I can disconnect ethernet, restart or re-set router and yes then the connection would be OK, but as far as I'm aware this would only be a random fix, in the same way that restarting the computer would be i.e. it would probably work OK then but is not a permanent fix. I would have to repeat the process dozens of times to see if it had any real effect more than random chance, if you see what I mean?
So it's easier and faster to restart the computer.
Once the connection is rejected it stays rejected until I do one of the above and I can't understand why if the computer is looking for a server it doesn't just carry on trying until it finds it?
On your other thread, you were thinking of using an old Now router as an access point,
If you did that with a Now router (or any other router), but didn't disable the DHCP in it that would cause exactly what you describe, as occasionally it would hand out an IP address, but with itself as the gateway and it has no connection to the net.
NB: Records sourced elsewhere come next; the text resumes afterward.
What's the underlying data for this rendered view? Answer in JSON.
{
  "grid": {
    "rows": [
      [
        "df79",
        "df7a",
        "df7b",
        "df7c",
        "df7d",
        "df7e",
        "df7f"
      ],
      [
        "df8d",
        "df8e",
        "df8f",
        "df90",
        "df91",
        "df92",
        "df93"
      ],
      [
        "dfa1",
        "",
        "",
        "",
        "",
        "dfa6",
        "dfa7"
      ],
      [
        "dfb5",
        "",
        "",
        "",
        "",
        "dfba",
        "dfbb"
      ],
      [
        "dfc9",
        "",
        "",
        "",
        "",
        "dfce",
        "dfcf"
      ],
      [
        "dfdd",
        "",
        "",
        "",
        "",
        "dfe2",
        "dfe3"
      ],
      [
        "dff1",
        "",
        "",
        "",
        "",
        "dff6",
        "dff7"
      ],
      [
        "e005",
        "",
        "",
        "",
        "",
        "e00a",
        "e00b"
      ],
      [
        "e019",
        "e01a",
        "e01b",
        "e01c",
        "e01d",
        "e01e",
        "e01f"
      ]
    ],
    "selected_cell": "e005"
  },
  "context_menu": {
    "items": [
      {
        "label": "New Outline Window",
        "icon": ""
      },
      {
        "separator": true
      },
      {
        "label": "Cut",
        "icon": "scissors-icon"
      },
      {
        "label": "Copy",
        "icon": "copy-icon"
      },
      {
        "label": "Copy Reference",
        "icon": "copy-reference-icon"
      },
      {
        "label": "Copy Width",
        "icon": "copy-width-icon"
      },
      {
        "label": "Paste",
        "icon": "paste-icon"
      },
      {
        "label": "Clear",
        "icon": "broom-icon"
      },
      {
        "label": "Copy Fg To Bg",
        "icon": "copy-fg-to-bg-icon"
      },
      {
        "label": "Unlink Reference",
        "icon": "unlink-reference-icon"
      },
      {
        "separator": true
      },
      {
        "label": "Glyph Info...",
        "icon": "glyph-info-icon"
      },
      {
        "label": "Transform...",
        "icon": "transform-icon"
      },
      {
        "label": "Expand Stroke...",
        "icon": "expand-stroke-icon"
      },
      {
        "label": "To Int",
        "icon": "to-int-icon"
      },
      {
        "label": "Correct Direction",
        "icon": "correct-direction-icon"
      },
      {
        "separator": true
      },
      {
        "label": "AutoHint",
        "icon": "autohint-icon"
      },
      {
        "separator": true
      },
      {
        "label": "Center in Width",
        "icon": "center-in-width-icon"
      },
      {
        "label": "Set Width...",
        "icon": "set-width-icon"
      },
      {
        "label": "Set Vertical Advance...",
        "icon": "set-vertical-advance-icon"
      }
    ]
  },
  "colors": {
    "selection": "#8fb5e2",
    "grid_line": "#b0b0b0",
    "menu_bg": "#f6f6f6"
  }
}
The problem is obviously DHCP related. For some reason the Mac isn't getting an IP address from the server in the Now router. Whether that is a problem with either device or something else that may be interfering with the normal working (like a second DHCP server somewhere) is hard to determine.
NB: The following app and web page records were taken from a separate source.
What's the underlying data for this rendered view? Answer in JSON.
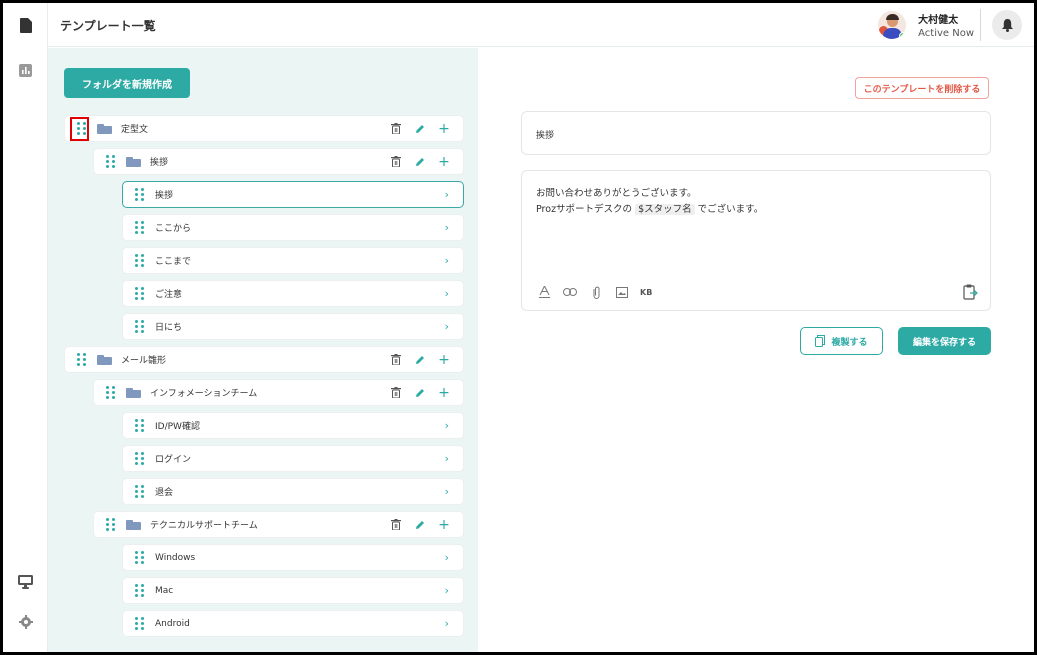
{
  "header": {
    "title": "テンプレート一覧",
    "user_name": "大村健太",
    "user_status": "Active Now"
  },
  "tree": {
    "new_folder_label": "フォルダを新規作成",
    "rows": [
      {
        "label": "定型文",
        "kind": "folder"
      },
      {
        "label": "挨拶",
        "kind": "folder"
      },
      {
        "label": "挨拶",
        "kind": "template",
        "selected": true
      },
      {
        "label": "ここから",
        "kind": "template"
      },
      {
        "label": "ここまで",
        "kind": "template"
      },
      {
        "label": "ご注意",
        "kind": "template"
      },
      {
        "label": "日にち",
        "kind": "template"
      },
      {
        "label": "メール雛形",
        "kind": "folder"
      },
      {
        "label": "インフォメーションチーム",
        "kind": "folder"
      },
      {
        "label": "ID/PW確認",
        "kind": "template"
      },
      {
        "label": "ログイン",
        "kind": "template"
      },
      {
        "label": "退会",
        "kind": "template"
      },
      {
        "label": "テクニカルサポートチーム",
        "kind": "folder"
      },
      {
        "label": "Windows",
        "kind": "template"
      },
      {
        "label": "Mac",
        "kind": "template"
      },
      {
        "label": "Android",
        "kind": "template"
      }
    ]
  },
  "editor": {
    "delete_label": "このテンプレートを削除する",
    "title_value": "挨拶",
    "body_line1": "お問い合わせありがとうございます。",
    "body_line2_prefix": "Prozサポートデスクの",
    "body_tag": "$スタッフ名",
    "body_line2_suffix": "でございます。",
    "toolbar_kb": "KB",
    "copy_label": "複製する",
    "save_label": "編集を保存する"
  },
  "colors": {
    "accent": "#2eaaa5",
    "panel_bg": "#eaf5f4",
    "danger": "#e35849",
    "folder": "#8097be"
  }
}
I know nothing about DHCP but my thinking is that if it was the NowTV router I have had a new one so that should be OK; and if it was the NowTV service then there would be a lot more complaints about this issue on the community support pages, which I don't see? So that leads me to computer settings, but they don't get changed between successful and unsuccessful log-ins. And anyway, shouldn't the computer keep trying to connect until successful and send an error message if not? But it just tries once then does nothing which seems to me is not very Mac-like behaviour? I need some sort of logarithm of things to try to work through but as the fault is intermittent I wouldn't really know if they had worked or not for a long time.
DHCP(Dynamic Host Configuration Protocol) is the method by which devices get their I.P. from the router.
If a DHCP request doesn't get an reply, it is usual for the device to give itself an Auto configuration IPv4 address. (which I believe you are seeing)
That would suggest a way you could resolve the problem, give the Mac a static address.
I don't use a Mac but this may point you in the right direction:
I recommend you download the free Fing for Desktop, Mac version, and let it sniff your network.
The Windows version was excellent for sniffing my network, and discovering an unexpected duplicate DHCP server (in a device which I thought, and still think, had no business running one!), which I was then able to turn off.
Fing reserves a few features for its paid version, which it encourages you to subscribe to, but I have been able to resist its blandishments and do pretty much everything I have needed with the free version.